[Stored items]
◆ ◆ ◆ ◆
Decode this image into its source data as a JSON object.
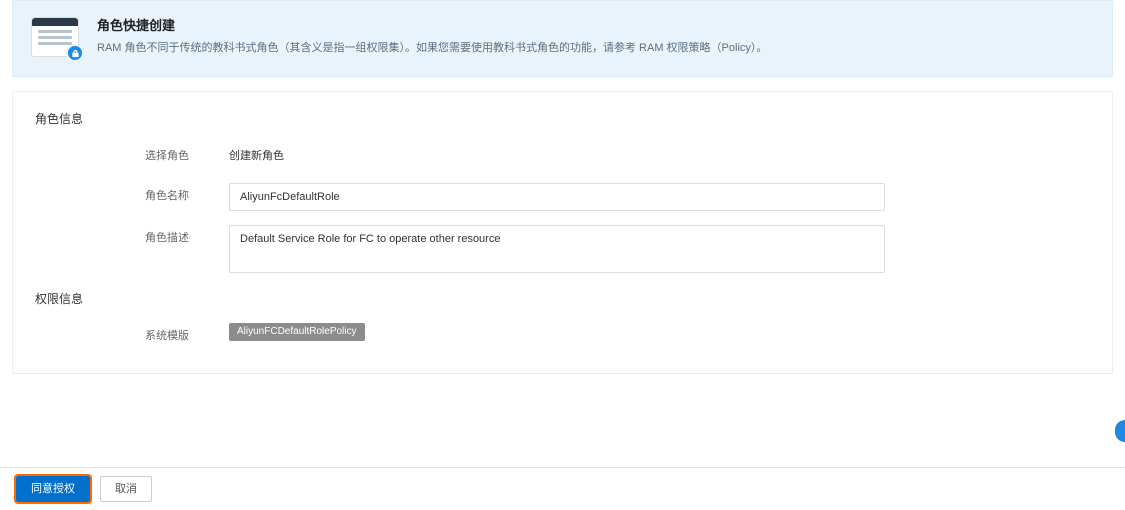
{
  "banner": {
    "title": "角色快捷创建",
    "description": "RAM 角色不同于传统的教科书式角色（其含义是指一组权限集）。如果您需要使用教科书式角色的功能，请参考 RAM 权限策略（Policy）。"
  },
  "section_role": {
    "title": "角色信息",
    "fields": {
      "select_role": {
        "label": "选择角色",
        "value": "创建新角色"
      },
      "role_name": {
        "label": "角色名称",
        "value": "AliyunFcDefaultRole"
      },
      "role_desc": {
        "label": "角色描述",
        "value": "Default Service Role for FC to operate other resource"
      }
    }
  },
  "section_perm": {
    "title": "权限信息",
    "fields": {
      "system_template": {
        "label": "系统模版",
        "tag": "AliyunFCDefaultRolePolicy"
      }
    }
  },
  "footer": {
    "confirm": "同意授权",
    "cancel": "取消"
  }
}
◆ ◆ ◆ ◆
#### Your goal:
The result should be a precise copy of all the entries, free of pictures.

#### Task solution:
Decode this image into its source data as a JSON object.
{
  "banner": {
    "title": "角色快捷创建",
    "description": "RAM 角色不同于传统的教科书式角色（其含义是指一组权限集）。如果您需要使用教科书式角色的功能，请参考 RAM 权限策略（Policy）。"
  },
  "section_role": {
    "title": "角色信息",
    "fields": {
      "select_role": {
        "label": "选择角色",
        "value": "创建新角色"
      },
      "role_name": {
        "label": "角色名称",
        "value": "AliyunFcDefaultRole"
      },
      "role_desc": {
        "label": "角色描述",
        "value": "Default Service Role for FC to operate other resource"
      }
    }
  },
  "section_perm": {
    "title": "权限信息",
    "fields": {
      "system_template": {
        "label": "系统模版",
        "tag": "AliyunFCDefaultRolePolicy"
      }
    }
  },
  "footer": {
    "confirm": "同意授权",
    "cancel": "取消"
  }
}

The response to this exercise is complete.